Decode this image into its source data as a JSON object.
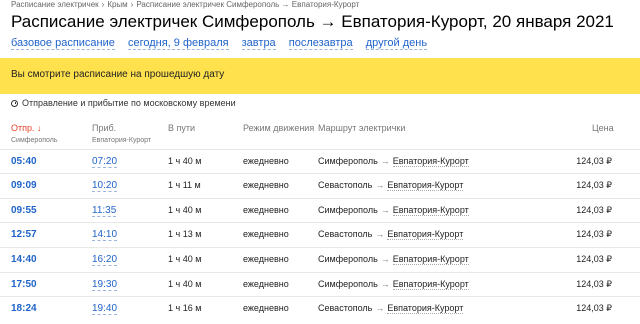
{
  "breadcrumb": [
    "Расписание электричек",
    "Крым",
    "Расписание электричек Симферополь → Евпатория-Курорт"
  ],
  "title": "Расписание электричек Симферополь → Евпатория-Курорт, 20 января 2021",
  "date_links": [
    "базовое расписание",
    "сегодня, 9 февраля",
    "завтра",
    "послезавтра",
    "другой день"
  ],
  "banner": "Вы смотрите расписание на прошедшую дату",
  "time_note": "Отправление и прибытие по московскому времени",
  "columns": {
    "departure": "Отпр. ↓",
    "departure_sub": "Симферополь",
    "arrival": "Приб.",
    "arrival_sub": "Евпатория-Курорт",
    "duration": "В пути",
    "mode": "Режим движения",
    "route": "Маршрут электрички",
    "price": "Цена"
  },
  "rows": [
    {
      "dep": "05:40",
      "arr": "07:20",
      "dur": "1 ч 40 м",
      "mode": "ежедневно",
      "from": "Симферополь",
      "to": "Евпатория-Курорт",
      "price": "124,03 ₽"
    },
    {
      "dep": "09:09",
      "arr": "10:20",
      "dur": "1 ч 11 м",
      "mode": "ежедневно",
      "from": "Севастополь",
      "to": "Евпатория-Курорт",
      "price": "124,03 ₽"
    },
    {
      "dep": "09:55",
      "arr": "11:35",
      "dur": "1 ч 40 м",
      "mode": "ежедневно",
      "from": "Симферополь",
      "to": "Евпатория-Курорт",
      "price": "124,03 ₽"
    },
    {
      "dep": "12:57",
      "arr": "14:10",
      "dur": "1 ч 13 м",
      "mode": "ежедневно",
      "from": "Севастополь",
      "to": "Евпатория-Курорт",
      "price": "124,03 ₽"
    },
    {
      "dep": "14:40",
      "arr": "16:20",
      "dur": "1 ч 40 м",
      "mode": "ежедневно",
      "from": "Симферополь",
      "to": "Евпатория-Курорт",
      "price": "124,03 ₽"
    },
    {
      "dep": "17:50",
      "arr": "19:30",
      "dur": "1 ч 40 м",
      "mode": "ежедневно",
      "from": "Симферополь",
      "to": "Евпатория-Курорт",
      "price": "124,03 ₽"
    },
    {
      "dep": "18:24",
      "arr": "19:40",
      "dur": "1 ч 16 м",
      "mode": "ежедневно",
      "from": "Севастополь",
      "to": "Евпатория-Курорт",
      "price": "124,03 ₽"
    }
  ],
  "colors": {
    "accent": "#1f63c9",
    "banner": "#ffe14d",
    "sort": "#e8412a"
  }
}
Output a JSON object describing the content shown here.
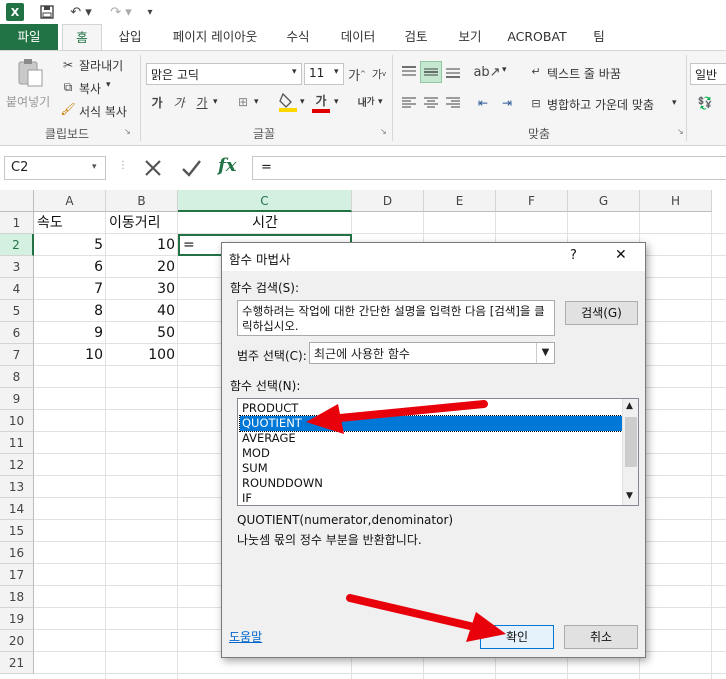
{
  "tabs": {
    "file": "파일",
    "home": "홈",
    "insert": "삽입",
    "page_layout": "페이지 레이아웃",
    "formulas": "수식",
    "data": "데이터",
    "review": "검토",
    "view": "보기",
    "acrobat": "ACROBAT",
    "team": "팀"
  },
  "ribbon": {
    "paste": "붙여넣기",
    "cut": "잘라내기",
    "copy": "복사",
    "format_painter": "서식 복사",
    "clipboard_group": "클립보드",
    "font_name": "맑은 고딕",
    "font_size": "11",
    "font_group": "글꼴",
    "wrap_text": "텍스트 줄 바꿈",
    "merge_center": "병합하고 가운데 맞춤",
    "alignment_group": "맞춤",
    "number_format": "일반"
  },
  "formula_bar": {
    "name_box": "C2",
    "fx": "fx",
    "content": "="
  },
  "sheet": {
    "columns": [
      "A",
      "B",
      "C",
      "D",
      "E",
      "F",
      "G",
      "H"
    ],
    "rows": [
      "1",
      "2",
      "3",
      "4",
      "5",
      "6",
      "7",
      "8",
      "9",
      "10",
      "11",
      "12",
      "13",
      "14",
      "15",
      "16",
      "17",
      "18",
      "19",
      "20",
      "21"
    ],
    "header_row": {
      "a": "속도",
      "b": "이동거리",
      "c": "시간"
    },
    "data": [
      {
        "a": "5",
        "b": "10",
        "c": "="
      },
      {
        "a": "6",
        "b": "20"
      },
      {
        "a": "7",
        "b": "30"
      },
      {
        "a": "8",
        "b": "40"
      },
      {
        "a": "9",
        "b": "50"
      },
      {
        "a": "10",
        "b": "100"
      }
    ]
  },
  "dialog": {
    "title": "함수 마법사",
    "help": "?",
    "close": "✕",
    "search_label": "함수 검색(S):",
    "search_text": "수행하려는 작업에 대한 간단한 설명을 입력한 다음 [검색]을 클릭하십시오.",
    "search_button": "검색(G)",
    "category_label": "범주 선택(C):",
    "category_value": "최근에 사용한 함수",
    "function_label": "함수 선택(N):",
    "functions": [
      "PRODUCT",
      "QUOTIENT",
      "AVERAGE",
      "MOD",
      "SUM",
      "ROUNDDOWN",
      "IF"
    ],
    "selected_function": "QUOTIENT",
    "signature": "QUOTIENT(numerator,denominator)",
    "description": "나눗셈 몫의 정수 부분을 반환합니다.",
    "help_link": "도움말",
    "ok": "확인",
    "cancel": "취소"
  },
  "colors": {
    "excel_green": "#217346",
    "selection_blue": "#0078d7",
    "arrow_red": "#e8000b"
  }
}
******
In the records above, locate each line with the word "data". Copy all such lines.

Decode this image into its source data as a JSON object.
    "data": "데이터",
    "data": [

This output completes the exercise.